|Safety obligations||Each party in the chain of responsibility has a positive duty to ensure the safety of their transport activities ‘so far as reasonably practicable’. There does not need to be an incident for a breach to occur. A breach may include a delivery contract that imposes financial consequences for delay.|
|Executive officer liability||Executive officers, such as directors of a company, have a due diligence obligation to ensure the company complies with its CoR safety duty.|
Due diligence obligations for executive officers
- Keep up to date with the safe conduct of transport activities in the business.
- Fully understand the hazards and risks associated with transport activities in the business and how the business manages those risks and hazards.
- Ensure the business has appropriate resources to effectively manage its safety hazards and risks, including people, training, systems and equipment.
How this impacts the waste & resource recovery industry
Waste management and resource recovery businesses are often involved at multiple points in the supply chain and will need to assess and manage the safety risks for their transport activities at each point. This means understanding and complying with the road safety laws in each relevant state or territory, but that alone does not discharge the general duty to ensure the safety of transport activities.
In order to comply with the CoR safety duty, businesses and executive officers should take the following steps:
- Conduct a risk assessment of your transport activities.
- Undertake a gap analysis of your compliance with your CoR obligations under the Heavy Vehicle National Law.
- Implement a safety management system for the business.
- Implement review processes to assess the effectiveness of business practices in managing HVNL responsibilities.
What should the safety management system include?
The safety management system will need to be tailored to your business and transport activities. In most cases it will incorporate the following (and a whole lot more!):
- An operational framework with other parties in the supply chain that is documented, sets out the responsibilities and requirements of each party and enables continuous feedback and communication, particularly about risks.

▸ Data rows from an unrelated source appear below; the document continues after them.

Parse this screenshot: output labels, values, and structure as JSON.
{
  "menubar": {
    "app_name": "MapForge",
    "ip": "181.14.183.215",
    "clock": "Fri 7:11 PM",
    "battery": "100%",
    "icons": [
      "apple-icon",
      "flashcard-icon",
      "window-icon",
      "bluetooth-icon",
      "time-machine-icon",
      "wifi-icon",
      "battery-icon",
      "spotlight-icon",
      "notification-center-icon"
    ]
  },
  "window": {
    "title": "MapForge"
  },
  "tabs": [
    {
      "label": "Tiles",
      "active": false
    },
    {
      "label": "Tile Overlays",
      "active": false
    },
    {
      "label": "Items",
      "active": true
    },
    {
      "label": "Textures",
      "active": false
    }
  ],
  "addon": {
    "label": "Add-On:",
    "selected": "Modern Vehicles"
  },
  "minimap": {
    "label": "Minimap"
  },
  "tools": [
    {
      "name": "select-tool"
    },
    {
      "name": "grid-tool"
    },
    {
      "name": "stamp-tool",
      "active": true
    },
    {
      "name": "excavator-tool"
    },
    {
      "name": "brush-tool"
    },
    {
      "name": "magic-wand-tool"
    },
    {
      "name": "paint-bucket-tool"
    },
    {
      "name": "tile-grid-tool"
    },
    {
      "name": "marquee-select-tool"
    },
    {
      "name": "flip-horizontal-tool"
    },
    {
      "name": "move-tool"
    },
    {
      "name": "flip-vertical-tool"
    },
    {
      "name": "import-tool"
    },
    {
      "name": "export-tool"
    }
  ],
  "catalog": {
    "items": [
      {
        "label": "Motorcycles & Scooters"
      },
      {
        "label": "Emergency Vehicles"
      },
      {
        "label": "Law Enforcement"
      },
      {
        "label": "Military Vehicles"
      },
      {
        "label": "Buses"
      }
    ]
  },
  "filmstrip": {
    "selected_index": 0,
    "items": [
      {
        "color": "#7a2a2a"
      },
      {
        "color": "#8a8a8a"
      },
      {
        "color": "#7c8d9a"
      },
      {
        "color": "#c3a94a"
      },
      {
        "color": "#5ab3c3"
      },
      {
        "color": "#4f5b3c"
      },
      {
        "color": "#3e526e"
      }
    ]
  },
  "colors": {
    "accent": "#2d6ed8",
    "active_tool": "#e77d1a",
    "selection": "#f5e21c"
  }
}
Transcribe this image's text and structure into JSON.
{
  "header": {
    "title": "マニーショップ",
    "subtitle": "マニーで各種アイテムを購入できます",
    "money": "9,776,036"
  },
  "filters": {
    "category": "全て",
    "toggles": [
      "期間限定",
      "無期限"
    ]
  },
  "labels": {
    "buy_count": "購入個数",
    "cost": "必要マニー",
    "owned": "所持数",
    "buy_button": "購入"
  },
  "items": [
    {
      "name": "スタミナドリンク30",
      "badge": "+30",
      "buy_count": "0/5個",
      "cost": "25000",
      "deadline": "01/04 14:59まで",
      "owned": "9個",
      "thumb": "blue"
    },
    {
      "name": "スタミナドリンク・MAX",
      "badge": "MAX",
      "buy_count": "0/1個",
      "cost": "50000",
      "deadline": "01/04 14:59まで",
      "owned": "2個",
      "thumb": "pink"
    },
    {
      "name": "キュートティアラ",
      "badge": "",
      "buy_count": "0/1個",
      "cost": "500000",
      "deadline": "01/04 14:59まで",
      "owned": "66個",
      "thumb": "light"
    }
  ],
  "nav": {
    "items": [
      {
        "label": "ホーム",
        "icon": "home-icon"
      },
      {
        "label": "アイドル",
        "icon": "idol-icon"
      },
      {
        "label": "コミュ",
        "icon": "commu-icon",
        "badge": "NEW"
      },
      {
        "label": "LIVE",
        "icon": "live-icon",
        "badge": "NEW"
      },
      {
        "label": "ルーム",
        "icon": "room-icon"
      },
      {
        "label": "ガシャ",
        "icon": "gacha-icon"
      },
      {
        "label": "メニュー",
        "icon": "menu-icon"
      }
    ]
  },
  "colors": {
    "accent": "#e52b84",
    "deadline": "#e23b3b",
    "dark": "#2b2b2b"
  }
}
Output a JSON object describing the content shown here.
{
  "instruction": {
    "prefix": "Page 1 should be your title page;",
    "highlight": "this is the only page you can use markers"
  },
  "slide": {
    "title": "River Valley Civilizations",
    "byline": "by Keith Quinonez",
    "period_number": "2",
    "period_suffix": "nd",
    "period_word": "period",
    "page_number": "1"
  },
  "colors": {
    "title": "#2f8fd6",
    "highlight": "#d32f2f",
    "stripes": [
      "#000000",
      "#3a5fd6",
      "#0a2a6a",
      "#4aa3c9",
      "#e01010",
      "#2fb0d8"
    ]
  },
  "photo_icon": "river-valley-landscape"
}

- Processes for continuous risk assessment, communication and management.
- A process for reviewing all contracts entered into with heavy vehicle operators to ensure the contracts will not cause them to breach the HVNL.
- A process to ensure demands put on other parties in the supply chain would not encourage them to carry out any transport activity unsafely.
- Employee training on the relevant aspects of the HVNL.
- Drivers’ and contractors’ induction training.
- Processes for accurately assessing weight and dimensions and monitoring the effectiveness and non-compliance with these processes.
What are the consequences of breaching the duty?
If a party in the chain of responsibility breaches its safety duty, significant penalties may apply. Under the new laws, there are 3 categories of penalties.
|Category 1||Category 2||Category 3|
|Offence||The party, without a reasonable excuse, exposes an individual to risk of death or serious injury or illness and is reckless to the risk.||The party exposes an individual, or class of individuals, to risk of death or serious injury or illness.||Breach of the safety duty – discovery of the breach is sufficient.|
|Penalties for corporations||$3 million||$1 million||$500,000|
|Penalties for individuals||5 years imprisonment and/or $300,000||$100,000||$50,000|
Get in touch with Bespoke’s specialist Waste & Resource Recovery practice for information and clear straight forward solutions.